For breakfast or lunch: Three tablespoons low fat cottage cheese ; one-half cup diced cauliflower rice, onions, bell peppers (red, green or yellow), or radishes; one-half cup chopped fruit – apples, cranberries, grapes, pineapples or strawberries; one-half can (3 oz.) of chunk light tuna in water, sardines, or salmon. Mix and enjoy. Amounts can be increased but start with the minimum. Ingredients can also be mixed, as in peppers and cauliflower. If you are on a vegan diet, not sure what one would substitute for the tuna. Protein is important.
For breakfast or lunch: Two slices bread, toasted; one egg dropped into boiling water and cooked 12 minutes or longer; butter. Toast one slice bread, spread with butter; remove egg, slice off top, and place one-half egg on bread. Egg is enjoyed hot. Toast second slice and repeat. I then eat some sugar snap peas. Please note that I am on a very strict diet, but not a vegan diet. With the eggs, I would suggest choosing fruits and or vegetables (perhaps summer squash or lettuce and tomato) from a recommended list. I limit my serving size to around one-half of a cup and opt to have more variety. After checking the sites @kamama94 suggested, you might be able to make better choices, or ones that are more appetizing. Dinner is my hardest meal of the day as physically I cannot make two separate meals for my husband and myself.
Take your time, and learn all you can. You will find your way, especially with the help of a dietitian. My kidney/diabetes problem arose in the last couple of years, and I am now 80. One has to be tough, I've found, to be a Senior Citizen. Let us know how you are doing, and please be kind to yourself. One suggestion – if you are really hungry between meals or miss desert, two snacks I would recommend – with doctor's approval – are a teaspoon of low-fat peanut butter, perhaps spread on Apple slices, and sugar-free applesauce on toast!!

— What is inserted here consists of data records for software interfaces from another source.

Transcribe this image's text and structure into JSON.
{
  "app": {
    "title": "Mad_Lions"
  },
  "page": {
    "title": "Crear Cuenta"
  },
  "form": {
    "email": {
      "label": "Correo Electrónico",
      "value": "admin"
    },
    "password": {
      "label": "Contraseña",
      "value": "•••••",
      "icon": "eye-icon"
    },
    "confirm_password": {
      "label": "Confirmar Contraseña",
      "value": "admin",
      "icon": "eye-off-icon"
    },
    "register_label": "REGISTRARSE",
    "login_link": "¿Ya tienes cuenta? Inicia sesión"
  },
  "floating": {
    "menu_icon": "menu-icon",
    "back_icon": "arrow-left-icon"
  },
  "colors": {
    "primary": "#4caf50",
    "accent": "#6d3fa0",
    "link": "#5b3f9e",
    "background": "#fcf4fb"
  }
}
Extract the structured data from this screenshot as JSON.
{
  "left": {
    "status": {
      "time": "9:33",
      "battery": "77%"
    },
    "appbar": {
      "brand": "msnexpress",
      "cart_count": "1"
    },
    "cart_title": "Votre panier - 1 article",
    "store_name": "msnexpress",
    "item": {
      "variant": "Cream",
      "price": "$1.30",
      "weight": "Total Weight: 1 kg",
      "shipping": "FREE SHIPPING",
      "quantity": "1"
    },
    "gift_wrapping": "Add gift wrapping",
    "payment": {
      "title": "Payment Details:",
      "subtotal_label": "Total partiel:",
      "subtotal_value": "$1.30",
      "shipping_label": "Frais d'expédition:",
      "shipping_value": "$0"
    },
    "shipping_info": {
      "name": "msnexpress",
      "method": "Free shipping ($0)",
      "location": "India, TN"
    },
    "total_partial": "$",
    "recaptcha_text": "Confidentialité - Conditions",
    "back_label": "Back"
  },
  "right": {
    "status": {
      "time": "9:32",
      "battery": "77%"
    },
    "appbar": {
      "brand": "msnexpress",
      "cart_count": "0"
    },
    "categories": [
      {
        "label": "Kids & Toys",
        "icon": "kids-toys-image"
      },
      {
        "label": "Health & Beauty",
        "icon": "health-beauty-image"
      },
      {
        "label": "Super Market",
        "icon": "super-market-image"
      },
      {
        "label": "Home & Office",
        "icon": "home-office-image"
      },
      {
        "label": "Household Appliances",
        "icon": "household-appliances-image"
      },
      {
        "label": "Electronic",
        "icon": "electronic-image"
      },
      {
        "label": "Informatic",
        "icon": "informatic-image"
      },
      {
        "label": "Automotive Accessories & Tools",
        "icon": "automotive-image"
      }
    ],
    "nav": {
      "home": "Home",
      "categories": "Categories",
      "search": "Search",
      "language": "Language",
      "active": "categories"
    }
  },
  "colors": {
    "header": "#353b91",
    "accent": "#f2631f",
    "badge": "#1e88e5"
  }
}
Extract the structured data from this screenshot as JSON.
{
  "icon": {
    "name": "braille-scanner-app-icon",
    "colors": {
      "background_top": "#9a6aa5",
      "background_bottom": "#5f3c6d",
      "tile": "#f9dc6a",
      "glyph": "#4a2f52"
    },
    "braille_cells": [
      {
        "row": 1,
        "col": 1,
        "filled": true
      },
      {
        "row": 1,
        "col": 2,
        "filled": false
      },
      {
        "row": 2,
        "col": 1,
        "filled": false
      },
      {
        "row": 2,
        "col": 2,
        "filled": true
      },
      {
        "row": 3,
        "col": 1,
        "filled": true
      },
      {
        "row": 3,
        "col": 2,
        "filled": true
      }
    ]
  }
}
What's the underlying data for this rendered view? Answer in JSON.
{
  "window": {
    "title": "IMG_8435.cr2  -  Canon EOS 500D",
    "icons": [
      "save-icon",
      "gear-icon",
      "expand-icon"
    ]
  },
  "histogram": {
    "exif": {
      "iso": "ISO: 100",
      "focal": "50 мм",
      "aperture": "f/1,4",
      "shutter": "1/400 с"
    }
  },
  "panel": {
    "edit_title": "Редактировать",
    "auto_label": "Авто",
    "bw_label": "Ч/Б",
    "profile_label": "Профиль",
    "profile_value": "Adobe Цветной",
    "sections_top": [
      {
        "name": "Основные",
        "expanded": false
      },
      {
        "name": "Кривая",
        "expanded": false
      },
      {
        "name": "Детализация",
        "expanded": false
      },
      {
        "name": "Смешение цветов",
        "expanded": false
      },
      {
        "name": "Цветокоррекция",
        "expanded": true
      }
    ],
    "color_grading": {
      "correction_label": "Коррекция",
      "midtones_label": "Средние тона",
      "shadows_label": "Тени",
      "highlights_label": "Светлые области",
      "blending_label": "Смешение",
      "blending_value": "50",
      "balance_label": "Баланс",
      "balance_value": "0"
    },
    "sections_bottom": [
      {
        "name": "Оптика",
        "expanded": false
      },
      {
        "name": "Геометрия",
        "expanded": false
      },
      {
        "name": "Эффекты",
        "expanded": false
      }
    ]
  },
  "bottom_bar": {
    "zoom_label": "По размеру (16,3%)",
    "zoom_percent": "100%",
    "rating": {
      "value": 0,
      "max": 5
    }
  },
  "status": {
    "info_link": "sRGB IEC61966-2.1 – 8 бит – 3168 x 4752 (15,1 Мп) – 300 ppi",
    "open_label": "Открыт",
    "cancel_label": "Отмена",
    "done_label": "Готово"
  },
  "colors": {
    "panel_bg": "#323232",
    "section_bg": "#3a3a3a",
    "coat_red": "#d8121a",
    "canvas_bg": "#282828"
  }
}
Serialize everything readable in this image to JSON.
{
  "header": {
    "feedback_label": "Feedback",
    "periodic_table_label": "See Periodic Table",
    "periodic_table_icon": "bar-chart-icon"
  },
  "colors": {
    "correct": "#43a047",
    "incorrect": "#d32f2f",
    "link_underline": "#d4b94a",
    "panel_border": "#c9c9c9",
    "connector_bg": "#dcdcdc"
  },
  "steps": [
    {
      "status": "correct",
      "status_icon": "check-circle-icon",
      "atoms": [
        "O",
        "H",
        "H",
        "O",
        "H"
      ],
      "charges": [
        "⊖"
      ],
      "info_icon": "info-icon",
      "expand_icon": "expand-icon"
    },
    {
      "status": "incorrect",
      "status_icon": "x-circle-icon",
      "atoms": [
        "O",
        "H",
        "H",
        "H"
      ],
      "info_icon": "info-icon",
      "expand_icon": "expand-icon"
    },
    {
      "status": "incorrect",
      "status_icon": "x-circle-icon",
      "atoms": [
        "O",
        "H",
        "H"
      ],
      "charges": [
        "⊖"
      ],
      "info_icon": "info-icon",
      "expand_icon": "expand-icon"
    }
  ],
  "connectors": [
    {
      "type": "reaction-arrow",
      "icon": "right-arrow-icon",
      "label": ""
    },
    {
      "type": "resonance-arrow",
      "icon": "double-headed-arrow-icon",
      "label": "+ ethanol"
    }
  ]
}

On the subject of salad dressings, I do not use salad dressings because I can't eat vinegar or citrus. What I do enjoy is a side of rather strong-flavored shredded cheese, such as blue cheese. A tiny quantity, taken with each bite, adds substantial flavor, I think.
After my surgery, I recovered quite quickly, I thought. Four or five months later, though, I still needed to rest more frequently. My energy level was down. In doing research about kidney disease, I discovered that it takes quite a while for your body to truly recover – up to a year. Eventually, I felt better. I didn't have headaches – perhaps someone else has had a problem with headaches. Surgery is very hard on one's body, so be sure and walk a lot, get plenty of sleep, drink enough water – whatever it takes to heal your body.